Quantcast
Get breaking news alerts via email

Click here to manage your alerts
Public cord-blood bank to open at U.
This is an archived article that was published on sltrib.com in 2007, and information in the article may be outdated. It is provided only for personal research purposes and may not be reprinted.

The University of Utah expects to open a public umbilical cord stem cell bank within the next few months.

The U.'s bank would be part of a nationwide network of banks that could make donations of cord blood stem cells available to those who need them regardless of where they are. A private bank has also been set up in Sandy where families pay to store cord blood that will be available for their use only.

"The units collected for public banks will benefit people in need of transplants all over the country," Linda Kelley, director of the Hematopoietic Stem Cell Therapy Facility at the U., said.

Kelley was one of 12 experts who worked on an April 2005 report by The National Academies that called for a national cord blood policy board to coordinate the donation, collection and use of umbilical cord blood nationwide. She also has worked closely with Sen. Orrin Hatch on the issue. Hatch invited her to testify on the topic in Washington, D.C.

Like bone marrow and embryonic stem cells, umbilical cord cells are used to treat blood disorders, sickle cell anemia, leukemia and other types of cancer.

Cord blood, however, is easier to collect and less controversial than embryonic cells because it already exists in the umbilical cord. When embryonic cells are collected, the embryos they come from are ultimately destroyed; whereas cord cells are collected after delivery from the umbilical cord which is traditionally discarded.

"[The use of] cord stem cells is gaining support because they are noncontroversial," Kelley said.

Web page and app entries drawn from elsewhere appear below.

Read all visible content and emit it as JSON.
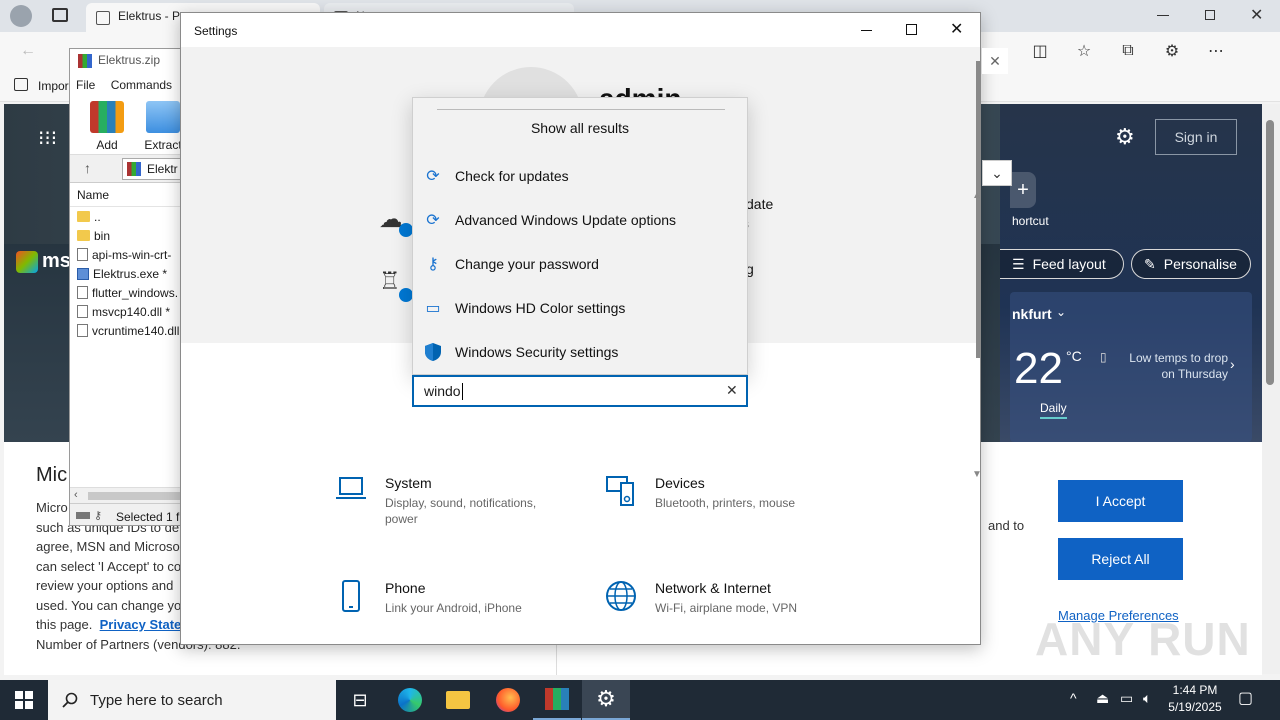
{
  "edge": {
    "tabs": [
      {
        "label": "Elektrus - P"
      },
      {
        "label": "N"
      }
    ],
    "favbar_item": "Impor",
    "sign_in": "Sign in",
    "feed_layout": "Feed layout",
    "personalise": "Personalise",
    "shortcut_label": "hortcut",
    "msn_logo": "ms",
    "weather": {
      "city": "nkfurt",
      "temp": "22",
      "unit": "°C",
      "alert": "Low temps to drop on Thursday",
      "tab": "Daily"
    },
    "consent": {
      "heading": "Mic",
      "lines": [
        "Micro",
        "such as unique IDs to de",
        "agree, MSN and Microso",
        "can select 'I Accept' to co",
        "review your options and",
        "used. You can change yo",
        "this page."
      ],
      "privacy_link": "Privacy State",
      "partners": "Number of Partners (vendors): 882.",
      "right_fragment": "and to",
      "accept": "I Accept",
      "reject": "Reject All",
      "manage": "Manage Preferences"
    }
  },
  "winrar": {
    "title": "Elektrus.zip",
    "menu": [
      "File",
      "Commands"
    ],
    "tools": [
      {
        "label": "Add"
      },
      {
        "label": "Extract"
      }
    ],
    "path": "Elektr",
    "column_name": "Name",
    "files": [
      {
        "name": "..",
        "type": "folder"
      },
      {
        "name": "bin",
        "type": "folder"
      },
      {
        "name": "api-ms-win-crt-",
        "type": "file"
      },
      {
        "name": "Elektrus.exe *",
        "type": "exe"
      },
      {
        "name": "flutter_windows.",
        "type": "file"
      },
      {
        "name": "msvcp140.dll *",
        "type": "file"
      },
      {
        "name": "vcruntime140.dll",
        "type": "file"
      }
    ],
    "status": "Selected 1 fi"
  },
  "settings": {
    "title": "Settings",
    "account_name": "admin",
    "behind_text": {
      "update": "date",
      "update2": "s",
      "other": "g"
    },
    "search": {
      "value": "windo",
      "show_all": "Show all results",
      "results": [
        {
          "label": "Check for updates",
          "icon": "refresh-icon"
        },
        {
          "label": "Advanced Windows Update options",
          "icon": "refresh-icon"
        },
        {
          "label": "Change your password",
          "icon": "key-icon"
        },
        {
          "label": "Windows HD Color settings",
          "icon": "display-icon"
        },
        {
          "label": "Windows Security settings",
          "icon": "shield-icon"
        }
      ]
    },
    "categories": [
      {
        "title": "System",
        "desc": "Display, sound, notifications, power",
        "icon": "laptop-icon"
      },
      {
        "title": "Devices",
        "desc": "Bluetooth, printers, mouse",
        "icon": "devices-icon"
      },
      {
        "title": "Phone",
        "desc": "Link your Android, iPhone",
        "icon": "phone-icon"
      },
      {
        "title": "Network & Internet",
        "desc": "Wi-Fi, airplane mode, VPN",
        "icon": "globe-icon"
      }
    ]
  },
  "taskbar": {
    "search_placeholder": "Type here to search",
    "time": "1:44 PM",
    "date": "5/19/2025"
  },
  "watermark": "ANY RUN",
  "colors": {
    "accent": "#0063b1",
    "consent_button": "#0f62c4",
    "taskbar": "#1f2a36"
  }
}
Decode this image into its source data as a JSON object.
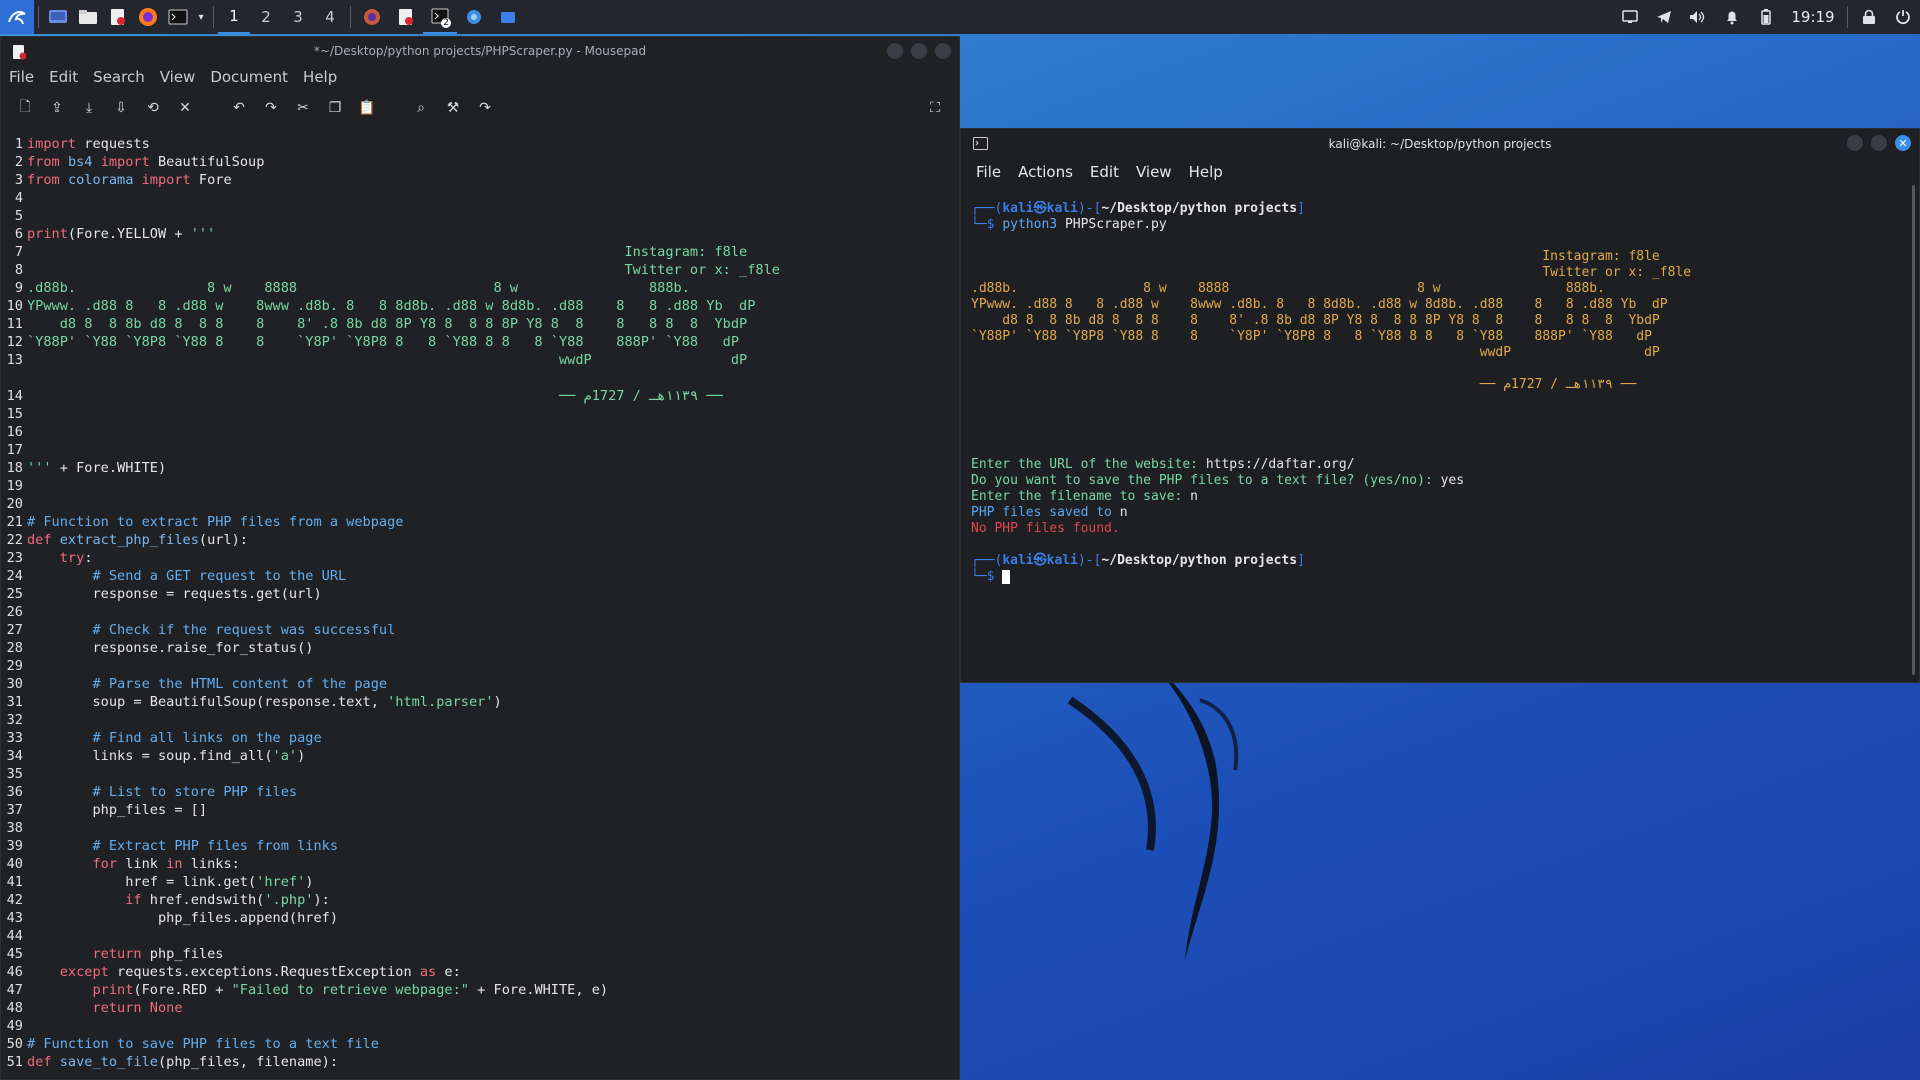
{
  "taskbar": {
    "workspaces": [
      "1",
      "2",
      "3",
      "4"
    ],
    "active_workspace": "1",
    "clock": "19:19",
    "terminal_badge": "2"
  },
  "mousepad": {
    "title": "*~/Desktop/python projects/PHPScraper.py - Mousepad",
    "menu": [
      "File",
      "Edit",
      "Search",
      "View",
      "Document",
      "Help"
    ],
    "lines": [
      {
        "n": "1",
        "segs": [
          [
            "kw",
            "import"
          ],
          [
            "",
            " requests"
          ]
        ]
      },
      {
        "n": "2",
        "segs": [
          [
            "kw",
            "from"
          ],
          [
            "",
            " "
          ],
          [
            "mod",
            "bs4"
          ],
          [
            "",
            " "
          ],
          [
            "kw",
            "import"
          ],
          [
            "",
            " BeautifulSoup"
          ]
        ]
      },
      {
        "n": "3",
        "segs": [
          [
            "kw",
            "from"
          ],
          [
            "",
            " "
          ],
          [
            "mod",
            "colorama"
          ],
          [
            "",
            " "
          ],
          [
            "kw",
            "import"
          ],
          [
            "",
            " Fore"
          ]
        ]
      },
      {
        "n": "4",
        "segs": []
      },
      {
        "n": "5",
        "segs": []
      },
      {
        "n": "6",
        "segs": [
          [
            "kw",
            "print"
          ],
          [
            "",
            "(Fore.YELLOW + "
          ],
          [
            "str",
            "'''"
          ]
        ]
      },
      {
        "n": "7",
        "segs": [
          [
            "art",
            "                                                                         Instagram: f8le"
          ]
        ]
      },
      {
        "n": "8",
        "segs": [
          [
            "art",
            "                                                                         Twitter or x: _f8le"
          ]
        ]
      },
      {
        "n": "9",
        "segs": [
          [
            "art",
            ".d88b.                8 w    8888                        8 w                888b."
          ]
        ]
      },
      {
        "n": "10",
        "segs": [
          [
            "art",
            "YPwww. .d88 8   8 .d88 w    8www .d8b. 8   8 8d8b. .d88 w 8d8b. .d88    8   8 .d88 Yb  dP"
          ]
        ]
      },
      {
        "n": "11",
        "segs": [
          [
            "art",
            "    d8 8  8 8b d8 8  8 8    8    8' .8 8b d8 8P Y8 8  8 8 8P Y8 8  8    8   8 8  8  YbdP"
          ]
        ]
      },
      {
        "n": "12",
        "segs": [
          [
            "art",
            "`Y88P' `Y88 `Y8P8 `Y88 8    8    `Y8P' `Y8P8 8   8 `Y88 8 8   8 `Y88    888P' `Y88   dP"
          ]
        ]
      },
      {
        "n": "13",
        "segs": [
          [
            "art",
            "                                                                 wwdP                 dP"
          ]
        ]
      },
      {
        "n": "14",
        "tall": true,
        "segs": [
          [
            "art",
            "\n                                                                 ── ١١٣٩هـ / 1727م ──"
          ]
        ]
      },
      {
        "n": "15",
        "segs": []
      },
      {
        "n": "16",
        "segs": []
      },
      {
        "n": "17",
        "segs": []
      },
      {
        "n": "18",
        "segs": [
          [
            "str",
            "'''"
          ],
          [
            "",
            " + Fore.WHITE)"
          ]
        ]
      },
      {
        "n": "19",
        "segs": []
      },
      {
        "n": "20",
        "segs": []
      },
      {
        "n": "21",
        "segs": [
          [
            "cm",
            "# Function to extract PHP files from a webpage"
          ]
        ]
      },
      {
        "n": "22",
        "segs": [
          [
            "kw",
            "def"
          ],
          [
            "",
            " "
          ],
          [
            "fn",
            "extract_php_files"
          ],
          [
            "",
            "(url):"
          ]
        ]
      },
      {
        "n": "23",
        "segs": [
          [
            "",
            "    "
          ],
          [
            "kw",
            "try"
          ],
          [
            "",
            ":"
          ]
        ]
      },
      {
        "n": "24",
        "segs": [
          [
            "",
            "        "
          ],
          [
            "cm",
            "# Send a GET request to the URL"
          ]
        ]
      },
      {
        "n": "25",
        "segs": [
          [
            "",
            "        response = requests.get(url)"
          ]
        ]
      },
      {
        "n": "26",
        "segs": []
      },
      {
        "n": "27",
        "segs": [
          [
            "",
            "        "
          ],
          [
            "cm",
            "# Check if the request was successful"
          ]
        ]
      },
      {
        "n": "28",
        "segs": [
          [
            "",
            "        response.raise_for_status()"
          ]
        ]
      },
      {
        "n": "29",
        "segs": []
      },
      {
        "n": "30",
        "segs": [
          [
            "",
            "        "
          ],
          [
            "cm",
            "# Parse the HTML content of the page"
          ]
        ]
      },
      {
        "n": "31",
        "segs": [
          [
            "",
            "        soup = BeautifulSoup(response.text, "
          ],
          [
            "str",
            "'html.parser'"
          ],
          [
            "",
            ")"
          ]
        ]
      },
      {
        "n": "32",
        "segs": []
      },
      {
        "n": "33",
        "segs": [
          [
            "",
            "        "
          ],
          [
            "cm",
            "# Find all links on the page"
          ]
        ]
      },
      {
        "n": "34",
        "segs": [
          [
            "",
            "        links = soup.find_all("
          ],
          [
            "str",
            "'a'"
          ],
          [
            "",
            ")"
          ]
        ]
      },
      {
        "n": "35",
        "segs": []
      },
      {
        "n": "36",
        "segs": [
          [
            "",
            "        "
          ],
          [
            "cm",
            "# List to store PHP files"
          ]
        ]
      },
      {
        "n": "37",
        "segs": [
          [
            "",
            "        php_files = []"
          ]
        ]
      },
      {
        "n": "38",
        "segs": []
      },
      {
        "n": "39",
        "segs": [
          [
            "",
            "        "
          ],
          [
            "cm",
            "# Extract PHP files from links"
          ]
        ]
      },
      {
        "n": "40",
        "segs": [
          [
            "",
            "        "
          ],
          [
            "kw",
            "for"
          ],
          [
            "",
            " link "
          ],
          [
            "kw",
            "in"
          ],
          [
            "",
            " links:"
          ]
        ]
      },
      {
        "n": "41",
        "segs": [
          [
            "",
            "            href = link.get("
          ],
          [
            "str",
            "'href'"
          ],
          [
            "",
            ")"
          ]
        ]
      },
      {
        "n": "42",
        "segs": [
          [
            "",
            "            "
          ],
          [
            "kw",
            "if"
          ],
          [
            "",
            " href.endswith("
          ],
          [
            "str",
            "'.php'"
          ],
          [
            "",
            "):"
          ]
        ]
      },
      {
        "n": "43",
        "segs": [
          [
            "",
            "                php_files.append(href)"
          ]
        ]
      },
      {
        "n": "44",
        "segs": []
      },
      {
        "n": "45",
        "segs": [
          [
            "",
            "        "
          ],
          [
            "kw",
            "return"
          ],
          [
            "",
            " php_files"
          ]
        ]
      },
      {
        "n": "46",
        "segs": [
          [
            "",
            "    "
          ],
          [
            "kw",
            "except"
          ],
          [
            "",
            " requests.exceptions.RequestException "
          ],
          [
            "kw",
            "as"
          ],
          [
            "",
            " e:"
          ]
        ]
      },
      {
        "n": "47",
        "segs": [
          [
            "",
            "        "
          ],
          [
            "kw",
            "print"
          ],
          [
            "",
            "(Fore.RED + "
          ],
          [
            "str",
            "\"Failed to retrieve webpage:\""
          ],
          [
            "",
            " + Fore.WHITE, e)"
          ]
        ]
      },
      {
        "n": "48",
        "segs": [
          [
            "",
            "        "
          ],
          [
            "kw",
            "return"
          ],
          [
            "",
            " "
          ],
          [
            "kw",
            "None"
          ]
        ]
      },
      {
        "n": "49",
        "segs": []
      },
      {
        "n": "50",
        "segs": [
          [
            "cm",
            "# Function to save PHP files to a text file"
          ]
        ]
      },
      {
        "n": "51",
        "segs": [
          [
            "kw",
            "def"
          ],
          [
            "",
            " "
          ],
          [
            "fn",
            "save_to_file"
          ],
          [
            "",
            "(php_files, filename):"
          ]
        ]
      }
    ]
  },
  "terminal": {
    "title": "kali@kali: ~/Desktop/python projects",
    "menu": [
      "File",
      "Actions",
      "Edit",
      "View",
      "Help"
    ],
    "lines": [
      [
        [
          "p-frame",
          "┌──("
        ],
        [
          "p-user",
          "kali㉿kali"
        ],
        [
          "p-frame",
          ")-["
        ],
        [
          "p-path",
          "~/Desktop/python projects"
        ],
        [
          "p-frame",
          "]"
        ]
      ],
      [
        [
          "p-frame",
          "└─$ "
        ],
        [
          "t-blue",
          "python3 "
        ],
        [
          "t-ans",
          "PHPScraper.py"
        ]
      ],
      [],
      [
        [
          "t-art",
          "                                                                         Instagram: f8le"
        ]
      ],
      [
        [
          "t-art",
          "                                                                         Twitter or x: _f8le"
        ]
      ],
      [
        [
          "t-art",
          ".d88b.                8 w    8888                        8 w                888b."
        ]
      ],
      [
        [
          "t-art",
          "YPwww. .d88 8   8 .d88 w    8www .d8b. 8   8 8d8b. .d88 w 8d8b. .d88    8   8 .d88 Yb  dP"
        ]
      ],
      [
        [
          "t-art",
          "    d8 8  8 8b d8 8  8 8    8    8' .8 8b d8 8P Y8 8  8 8 8P Y8 8  8    8   8 8  8  YbdP"
        ]
      ],
      [
        [
          "t-art",
          "`Y88P' `Y88 `Y8P8 `Y88 8    8    `Y8P' `Y8P8 8   8 `Y88 8 8   8 `Y88    888P' `Y88   dP"
        ]
      ],
      [
        [
          "t-art",
          "                                                                 wwdP                 dP"
        ]
      ],
      [],
      [
        [
          "t-art",
          "                                                                 ── ١١٣٩هـ / 1727م ──"
        ]
      ],
      [],
      [],
      [],
      [],
      [
        [
          "t-q",
          "Enter the URL of the website: "
        ],
        [
          "t-ans",
          "https://daftar.org/"
        ]
      ],
      [
        [
          "t-q",
          "Do you want to save the PHP files to a text file? (yes/no): "
        ],
        [
          "t-ans",
          "yes"
        ]
      ],
      [
        [
          "t-q",
          "Enter the filename to save: "
        ],
        [
          "t-ans",
          "n"
        ]
      ],
      [
        [
          "t-blue",
          "PHP files saved to "
        ],
        [
          "t-ans",
          "n"
        ]
      ],
      [
        [
          "t-red",
          "No PHP files found."
        ]
      ],
      [],
      [
        [
          "p-frame",
          "┌──("
        ],
        [
          "p-user",
          "kali㉿kali"
        ],
        [
          "p-frame",
          ")-["
        ],
        [
          "p-path",
          "~/Desktop/python projects"
        ],
        [
          "p-frame",
          "]"
        ]
      ],
      [
        [
          "p-frame",
          "└─$ "
        ],
        [
          "cursor",
          ""
        ]
      ]
    ]
  }
}
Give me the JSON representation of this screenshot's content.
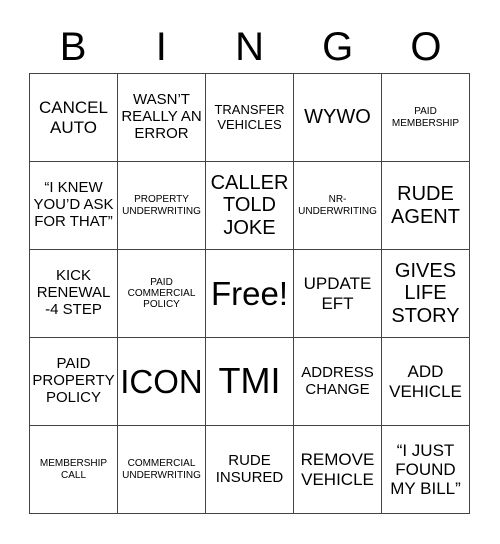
{
  "header": [
    "B",
    "I",
    "N",
    "G",
    "O"
  ],
  "cells": [
    [
      "CANCEL AUTO",
      "WASN’T REALLY AN ERROR",
      "TRANSFER VEHICLES",
      "WYWO",
      "PAID MEMBERSHIP"
    ],
    [
      "“I KNEW YOU’D ASK FOR THAT”",
      "PROPERTY UNDERWRITING",
      "CALLER TOLD JOKE",
      "NR-UNDERWRITING",
      "RUDE AGENT"
    ],
    [
      "KICK RENEWAL -4 STEP",
      "PAID COMMERCIAL POLICY",
      "Free!",
      "UPDATE EFT",
      "GIVES LIFE STORY"
    ],
    [
      "PAID PROPERTY POLICY",
      "ICON",
      "TMI",
      "ADDRESS CHANGE",
      "ADD VEHICLE"
    ],
    [
      "MEMBERSHIP CALL",
      "COMMERCIAL UNDERWRITING",
      "RUDE INSURED",
      "REMOVE VEHICLE",
      "“I JUST FOUND MY BILL”"
    ]
  ]
}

Cord blood stem cells also are a valuable alternative for patients in urgent need of a transplant because they are "less prone to rejection from the host, which means they can be matched to a wider range of people" Kelley said.

And because a nationwide network of banks enables all donations of cord blood to be tested and stored, patients could receive help within weeks instead of the months it takes to collect and process bone marrow cells.

Kelley and her staff members are distributing information about the public bank at hospitals and clinics in anticipation of its opening.

For now, blood donations can only be made at University Hospital; however, women interested in donating are urged to contact Kelley at 801-585-6262 or linda.kelley@ hsc.utah.edu to make arrangements.

Linda Kelley can be contacted at 801-585-6262.

Article Tools

 Print Friendly
 
  • Search Obituaries
  • Place an Obituary

  • Search Cars
  • Search Homes
  • Search Jobs
  • Search Marketplace
  • Search Legal Notices

  • Other Services
  • Advertise With Us
  • Subscribe to the Newspaper
  • Access your e-Edition
  • Frequently Asked Questions
  • Contact a newsroom staff member
  • Access the Trib Archives
  • Privacy Policy
  • Missing your paper? Need to place your paper on vacation hold? For this and any other subscription related needs, click here or call 801.204.6100.